Everyone and all political parties talk about farmers’ welfare. BJP govt wanted to double farmers’ income, and that was their promise in the last general election but what really happened? The agricultural sector was growing 3-4% year on year for the last four years. Even in pandemic agriculture has grown 3.4% when the economy was down by 23.9% in April to June quarter. As per the figure in NABARD report which was also reported in NSSO, farmers’ income per family was Rs 8931 in 2016-17, an increase of just Rs 2505 per family per month from the base level of 2012-13.
The meager growth rate of 3 to 4 % in farmers’ income over this period if viewed against the agricultural growth rate, one can conclude that Govt has not done anything to double farmers’ income. Farmers are at the same level as before and in 2019 there were about 6000 farmers committed suicide. Where else such things happen? These farm bills may be yet another attempt by Govt to increase farmers’ income. But will that happen?
In a capitalist world, aligning prices with the market is always a desirable strategic direction. But for that, the ground has to be prepared. Our farmers cannot be compared with the farmers in Europe and the USA. While the intention was to increase the farmers’ income but will the new policy initiatives help in achieving that? According to me, we are not prepared for it. Linking with the market force requires a suitable ecosystem, including education and training, physical infrastructure and backbone network, market maturity, technology absorption, administrative infrastructure, strategy for absorbing people rendered surplus in gainful employment.
Without any such preparation, it is bound to fail. It is going to be yet another experiment like hurriedly implemented Demonetisation and GST. They created havoc in the MSME sector; these ill-conceived farmer bills will also likely to fail. How it is going to impact food processing industries will be a subject matter to be discussed in the next issue of PFI.
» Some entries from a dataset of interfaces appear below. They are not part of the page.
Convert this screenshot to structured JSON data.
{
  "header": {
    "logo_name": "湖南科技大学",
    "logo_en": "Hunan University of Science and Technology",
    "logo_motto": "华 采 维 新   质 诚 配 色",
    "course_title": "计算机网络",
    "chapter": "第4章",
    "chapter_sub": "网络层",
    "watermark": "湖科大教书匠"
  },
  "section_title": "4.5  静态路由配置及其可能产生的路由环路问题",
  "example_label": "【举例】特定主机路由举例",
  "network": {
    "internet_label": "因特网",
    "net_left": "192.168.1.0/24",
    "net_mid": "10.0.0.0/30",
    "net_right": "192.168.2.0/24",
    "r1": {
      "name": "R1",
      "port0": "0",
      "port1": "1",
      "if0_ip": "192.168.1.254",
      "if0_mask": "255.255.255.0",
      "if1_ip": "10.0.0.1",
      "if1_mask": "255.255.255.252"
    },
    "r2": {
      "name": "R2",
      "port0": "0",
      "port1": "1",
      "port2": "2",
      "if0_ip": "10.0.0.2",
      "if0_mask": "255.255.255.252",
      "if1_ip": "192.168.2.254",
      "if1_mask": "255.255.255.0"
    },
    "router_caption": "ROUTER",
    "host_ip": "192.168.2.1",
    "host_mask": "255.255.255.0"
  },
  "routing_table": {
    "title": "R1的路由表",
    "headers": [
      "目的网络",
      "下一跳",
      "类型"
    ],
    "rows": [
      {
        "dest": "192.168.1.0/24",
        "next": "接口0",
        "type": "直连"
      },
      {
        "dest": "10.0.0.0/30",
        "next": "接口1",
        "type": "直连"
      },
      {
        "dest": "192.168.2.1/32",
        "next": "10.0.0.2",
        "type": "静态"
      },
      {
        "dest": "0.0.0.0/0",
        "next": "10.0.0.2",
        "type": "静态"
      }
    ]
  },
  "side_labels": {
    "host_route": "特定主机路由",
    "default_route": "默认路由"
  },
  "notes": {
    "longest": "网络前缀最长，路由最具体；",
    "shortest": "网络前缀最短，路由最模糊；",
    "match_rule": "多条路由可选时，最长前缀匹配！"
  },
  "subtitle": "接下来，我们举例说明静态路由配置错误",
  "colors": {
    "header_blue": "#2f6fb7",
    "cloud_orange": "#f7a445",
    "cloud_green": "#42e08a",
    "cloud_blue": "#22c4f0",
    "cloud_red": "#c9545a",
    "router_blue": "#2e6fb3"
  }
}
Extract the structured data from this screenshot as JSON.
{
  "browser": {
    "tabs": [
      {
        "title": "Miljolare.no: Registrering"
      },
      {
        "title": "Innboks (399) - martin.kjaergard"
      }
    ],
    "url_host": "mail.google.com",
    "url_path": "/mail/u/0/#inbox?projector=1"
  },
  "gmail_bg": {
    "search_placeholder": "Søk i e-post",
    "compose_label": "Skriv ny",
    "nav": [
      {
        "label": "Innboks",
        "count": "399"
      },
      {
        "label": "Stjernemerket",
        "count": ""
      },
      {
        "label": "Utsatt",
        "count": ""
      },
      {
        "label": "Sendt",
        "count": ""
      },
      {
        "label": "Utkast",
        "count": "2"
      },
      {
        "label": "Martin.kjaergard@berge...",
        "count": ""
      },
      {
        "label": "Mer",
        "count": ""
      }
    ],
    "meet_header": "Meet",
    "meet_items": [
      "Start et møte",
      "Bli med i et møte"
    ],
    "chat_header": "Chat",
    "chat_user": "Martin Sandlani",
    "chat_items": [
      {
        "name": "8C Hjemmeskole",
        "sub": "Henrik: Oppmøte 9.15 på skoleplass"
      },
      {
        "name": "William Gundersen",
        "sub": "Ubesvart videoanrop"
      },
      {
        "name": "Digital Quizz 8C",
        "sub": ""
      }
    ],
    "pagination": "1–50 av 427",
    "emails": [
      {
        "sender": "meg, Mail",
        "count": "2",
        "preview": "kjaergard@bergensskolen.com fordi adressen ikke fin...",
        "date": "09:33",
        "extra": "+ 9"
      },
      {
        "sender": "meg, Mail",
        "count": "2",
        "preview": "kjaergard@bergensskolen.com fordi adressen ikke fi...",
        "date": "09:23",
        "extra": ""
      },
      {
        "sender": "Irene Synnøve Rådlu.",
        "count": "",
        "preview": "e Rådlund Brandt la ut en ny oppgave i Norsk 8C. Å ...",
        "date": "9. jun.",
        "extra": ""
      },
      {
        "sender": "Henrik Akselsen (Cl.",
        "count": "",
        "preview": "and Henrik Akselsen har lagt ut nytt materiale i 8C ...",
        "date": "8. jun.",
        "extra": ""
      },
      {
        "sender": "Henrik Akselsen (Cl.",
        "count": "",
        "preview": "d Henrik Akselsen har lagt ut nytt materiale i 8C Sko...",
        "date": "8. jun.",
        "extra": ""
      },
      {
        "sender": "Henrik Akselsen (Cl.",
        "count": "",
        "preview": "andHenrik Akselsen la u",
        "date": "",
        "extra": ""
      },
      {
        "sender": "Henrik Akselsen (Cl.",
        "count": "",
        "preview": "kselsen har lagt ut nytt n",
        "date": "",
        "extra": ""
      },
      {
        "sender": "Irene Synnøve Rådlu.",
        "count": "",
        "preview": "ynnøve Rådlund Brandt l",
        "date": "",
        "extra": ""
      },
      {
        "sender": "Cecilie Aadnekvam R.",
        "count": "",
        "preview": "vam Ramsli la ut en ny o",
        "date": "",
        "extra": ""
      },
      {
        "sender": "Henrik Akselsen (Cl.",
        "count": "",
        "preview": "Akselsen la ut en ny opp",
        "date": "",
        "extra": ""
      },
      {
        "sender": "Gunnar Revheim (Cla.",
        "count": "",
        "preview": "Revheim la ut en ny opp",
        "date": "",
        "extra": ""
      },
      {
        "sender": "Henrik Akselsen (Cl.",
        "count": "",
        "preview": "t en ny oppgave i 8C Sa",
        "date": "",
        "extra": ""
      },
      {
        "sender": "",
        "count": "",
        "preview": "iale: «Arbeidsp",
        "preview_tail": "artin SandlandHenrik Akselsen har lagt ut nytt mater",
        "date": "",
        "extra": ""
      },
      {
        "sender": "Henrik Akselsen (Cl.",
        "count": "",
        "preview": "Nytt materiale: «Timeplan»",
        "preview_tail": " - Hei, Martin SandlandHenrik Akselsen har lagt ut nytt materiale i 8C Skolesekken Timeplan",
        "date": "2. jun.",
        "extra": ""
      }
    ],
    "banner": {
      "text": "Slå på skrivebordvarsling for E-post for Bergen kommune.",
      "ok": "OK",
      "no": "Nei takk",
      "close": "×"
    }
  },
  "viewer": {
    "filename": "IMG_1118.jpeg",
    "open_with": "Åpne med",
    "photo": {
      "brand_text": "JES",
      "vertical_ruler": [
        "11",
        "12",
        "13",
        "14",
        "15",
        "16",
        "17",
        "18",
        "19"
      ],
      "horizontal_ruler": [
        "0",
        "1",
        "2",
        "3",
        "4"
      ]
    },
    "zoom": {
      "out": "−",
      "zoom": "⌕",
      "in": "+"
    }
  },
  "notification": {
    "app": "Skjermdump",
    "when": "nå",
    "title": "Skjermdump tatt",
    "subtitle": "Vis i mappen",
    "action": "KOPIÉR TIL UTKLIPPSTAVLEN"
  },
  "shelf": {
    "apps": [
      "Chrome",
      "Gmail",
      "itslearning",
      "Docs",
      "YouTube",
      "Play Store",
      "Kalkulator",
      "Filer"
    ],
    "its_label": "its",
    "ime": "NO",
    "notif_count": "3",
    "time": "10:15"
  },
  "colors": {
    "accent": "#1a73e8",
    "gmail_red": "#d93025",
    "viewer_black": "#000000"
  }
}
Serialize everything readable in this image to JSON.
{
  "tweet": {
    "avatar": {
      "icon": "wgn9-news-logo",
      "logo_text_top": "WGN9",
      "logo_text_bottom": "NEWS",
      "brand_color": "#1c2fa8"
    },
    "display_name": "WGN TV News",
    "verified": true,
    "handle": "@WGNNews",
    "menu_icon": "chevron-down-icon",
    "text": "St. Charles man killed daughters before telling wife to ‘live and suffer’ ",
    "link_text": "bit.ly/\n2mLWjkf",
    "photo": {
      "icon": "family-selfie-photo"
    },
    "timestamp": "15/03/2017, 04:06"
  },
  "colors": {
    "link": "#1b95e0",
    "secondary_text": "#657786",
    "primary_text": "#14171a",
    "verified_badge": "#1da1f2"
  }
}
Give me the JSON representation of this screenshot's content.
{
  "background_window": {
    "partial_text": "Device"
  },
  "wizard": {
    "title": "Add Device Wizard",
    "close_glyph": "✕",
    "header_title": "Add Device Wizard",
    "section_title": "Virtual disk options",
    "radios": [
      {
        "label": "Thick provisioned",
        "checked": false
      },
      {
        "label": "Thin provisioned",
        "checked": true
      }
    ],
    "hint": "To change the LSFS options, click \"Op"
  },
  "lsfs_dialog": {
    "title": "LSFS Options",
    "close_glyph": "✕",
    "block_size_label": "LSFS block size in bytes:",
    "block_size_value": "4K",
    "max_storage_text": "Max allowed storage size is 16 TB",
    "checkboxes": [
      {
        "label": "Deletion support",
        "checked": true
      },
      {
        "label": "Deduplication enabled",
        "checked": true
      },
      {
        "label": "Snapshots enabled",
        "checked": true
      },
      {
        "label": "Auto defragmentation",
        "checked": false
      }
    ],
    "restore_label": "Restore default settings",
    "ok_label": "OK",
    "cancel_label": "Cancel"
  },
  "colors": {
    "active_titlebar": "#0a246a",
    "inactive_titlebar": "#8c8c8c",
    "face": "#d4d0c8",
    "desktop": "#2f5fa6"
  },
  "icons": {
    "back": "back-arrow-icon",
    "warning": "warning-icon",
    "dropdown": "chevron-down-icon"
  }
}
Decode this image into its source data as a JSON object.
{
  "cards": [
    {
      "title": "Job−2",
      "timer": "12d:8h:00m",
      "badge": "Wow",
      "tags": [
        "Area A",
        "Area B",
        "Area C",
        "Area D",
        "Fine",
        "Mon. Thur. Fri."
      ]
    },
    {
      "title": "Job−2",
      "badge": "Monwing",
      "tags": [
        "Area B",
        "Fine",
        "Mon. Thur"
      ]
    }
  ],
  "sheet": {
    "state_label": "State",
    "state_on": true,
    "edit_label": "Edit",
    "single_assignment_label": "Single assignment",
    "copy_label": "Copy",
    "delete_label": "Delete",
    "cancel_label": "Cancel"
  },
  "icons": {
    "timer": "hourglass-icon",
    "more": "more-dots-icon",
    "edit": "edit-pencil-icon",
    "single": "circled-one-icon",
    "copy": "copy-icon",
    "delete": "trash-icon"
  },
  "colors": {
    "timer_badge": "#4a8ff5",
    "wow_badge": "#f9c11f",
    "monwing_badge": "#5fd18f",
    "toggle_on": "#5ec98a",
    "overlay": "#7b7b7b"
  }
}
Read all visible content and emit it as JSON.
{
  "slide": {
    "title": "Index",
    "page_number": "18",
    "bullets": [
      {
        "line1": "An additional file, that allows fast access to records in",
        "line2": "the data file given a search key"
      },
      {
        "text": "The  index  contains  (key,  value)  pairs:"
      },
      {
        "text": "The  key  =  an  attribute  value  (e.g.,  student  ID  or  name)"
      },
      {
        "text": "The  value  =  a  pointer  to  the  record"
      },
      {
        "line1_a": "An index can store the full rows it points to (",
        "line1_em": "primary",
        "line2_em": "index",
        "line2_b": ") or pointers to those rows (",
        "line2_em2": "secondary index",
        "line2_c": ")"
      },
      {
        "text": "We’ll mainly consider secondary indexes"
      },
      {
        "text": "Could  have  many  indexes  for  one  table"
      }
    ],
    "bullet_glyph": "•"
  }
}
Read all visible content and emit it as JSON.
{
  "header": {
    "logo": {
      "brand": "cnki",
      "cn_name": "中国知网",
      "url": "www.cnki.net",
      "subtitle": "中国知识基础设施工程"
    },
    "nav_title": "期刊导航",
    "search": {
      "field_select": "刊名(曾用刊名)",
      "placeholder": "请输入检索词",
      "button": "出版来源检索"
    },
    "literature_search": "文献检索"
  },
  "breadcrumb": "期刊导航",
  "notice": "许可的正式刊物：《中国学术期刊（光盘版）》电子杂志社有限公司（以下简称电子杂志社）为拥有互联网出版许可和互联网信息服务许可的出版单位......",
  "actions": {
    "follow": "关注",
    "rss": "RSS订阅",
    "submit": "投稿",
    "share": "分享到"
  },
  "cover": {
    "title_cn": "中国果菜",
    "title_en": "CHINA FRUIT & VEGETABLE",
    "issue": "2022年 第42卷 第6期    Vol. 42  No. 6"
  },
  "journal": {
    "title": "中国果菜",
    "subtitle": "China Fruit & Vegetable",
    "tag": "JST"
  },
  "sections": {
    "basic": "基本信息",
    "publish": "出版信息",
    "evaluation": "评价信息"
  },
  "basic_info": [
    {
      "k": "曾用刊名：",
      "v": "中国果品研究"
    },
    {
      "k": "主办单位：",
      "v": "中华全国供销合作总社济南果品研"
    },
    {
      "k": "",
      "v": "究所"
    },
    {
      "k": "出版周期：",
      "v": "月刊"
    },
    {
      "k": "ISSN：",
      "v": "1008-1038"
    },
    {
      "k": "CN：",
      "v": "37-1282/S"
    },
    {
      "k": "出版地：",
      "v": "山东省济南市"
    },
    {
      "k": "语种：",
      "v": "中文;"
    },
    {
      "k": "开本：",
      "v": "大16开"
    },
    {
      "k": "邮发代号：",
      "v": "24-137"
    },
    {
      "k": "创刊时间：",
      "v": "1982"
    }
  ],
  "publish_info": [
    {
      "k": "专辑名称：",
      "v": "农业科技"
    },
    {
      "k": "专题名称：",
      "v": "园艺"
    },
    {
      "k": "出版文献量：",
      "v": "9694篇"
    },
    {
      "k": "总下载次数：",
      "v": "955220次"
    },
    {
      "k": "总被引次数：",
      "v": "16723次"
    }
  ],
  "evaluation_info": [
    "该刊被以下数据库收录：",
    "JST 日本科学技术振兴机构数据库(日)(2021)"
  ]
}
The author is the chairman of Strategic Consulting Group and served as Professor and Head of the Department of Management Studies, IIT Delhi.